[[ Exercise data, beginning ]]

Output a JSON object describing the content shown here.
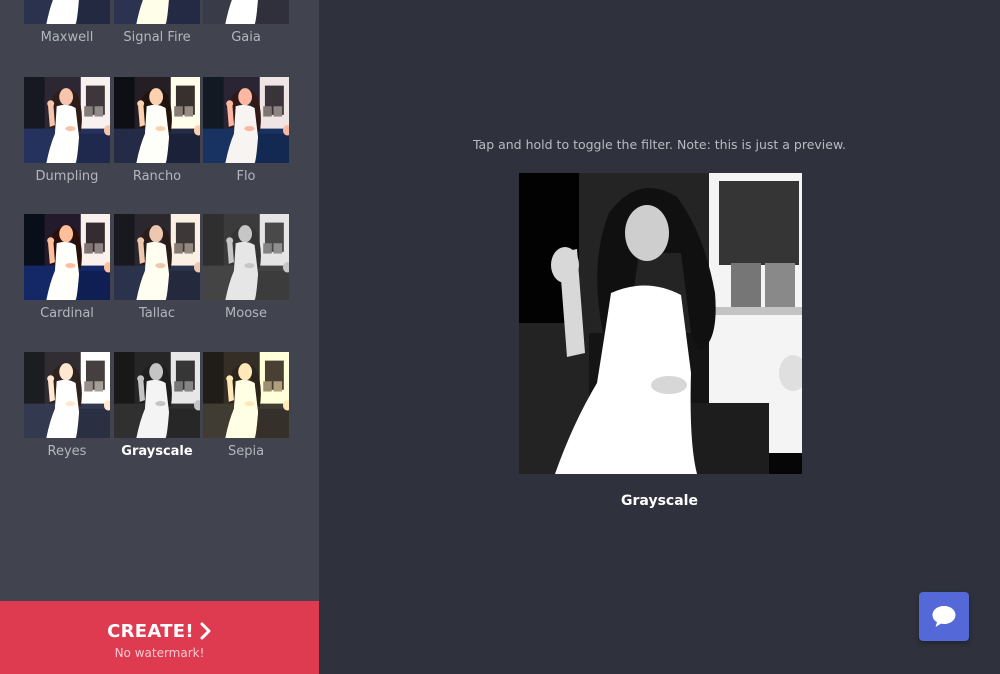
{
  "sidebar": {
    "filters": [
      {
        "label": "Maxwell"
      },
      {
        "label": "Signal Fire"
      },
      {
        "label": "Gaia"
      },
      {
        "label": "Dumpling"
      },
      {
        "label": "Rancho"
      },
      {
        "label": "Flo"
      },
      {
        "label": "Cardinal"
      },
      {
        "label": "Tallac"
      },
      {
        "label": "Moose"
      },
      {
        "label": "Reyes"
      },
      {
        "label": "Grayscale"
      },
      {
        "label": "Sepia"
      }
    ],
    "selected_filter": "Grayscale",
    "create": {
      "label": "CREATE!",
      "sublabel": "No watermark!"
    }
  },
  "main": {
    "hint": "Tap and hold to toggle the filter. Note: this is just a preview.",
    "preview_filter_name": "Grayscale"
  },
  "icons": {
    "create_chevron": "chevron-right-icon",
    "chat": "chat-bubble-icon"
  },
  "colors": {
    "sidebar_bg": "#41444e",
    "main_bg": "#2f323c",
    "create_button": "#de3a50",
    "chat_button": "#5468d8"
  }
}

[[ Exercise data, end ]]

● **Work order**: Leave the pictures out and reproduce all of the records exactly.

● **Output below**:
Output a JSON object describing the content shown here.
{
  "sidebar": {
    "filters": [
      {
        "label": "Maxwell"
      },
      {
        "label": "Signal Fire"
      },
      {
        "label": "Gaia"
      },
      {
        "label": "Dumpling"
      },
      {
        "label": "Rancho"
      },
      {
        "label": "Flo"
      },
      {
        "label": "Cardinal"
      },
      {
        "label": "Tallac"
      },
      {
        "label": "Moose"
      },
      {
        "label": "Reyes"
      },
      {
        "label": "Grayscale"
      },
      {
        "label": "Sepia"
      }
    ],
    "selected_filter": "Grayscale",
    "create": {
      "label": "CREATE!",
      "sublabel": "No watermark!"
    }
  },
  "main": {
    "hint": "Tap and hold to toggle the filter. Note: this is just a preview.",
    "preview_filter_name": "Grayscale"
  },
  "icons": {
    "create_chevron": "chevron-right-icon",
    "chat": "chat-bubble-icon"
  },
  "colors": {
    "sidebar_bg": "#41444e",
    "main_bg": "#2f323c",
    "create_button": "#de3a50",
    "chat_button": "#5468d8"
  }
}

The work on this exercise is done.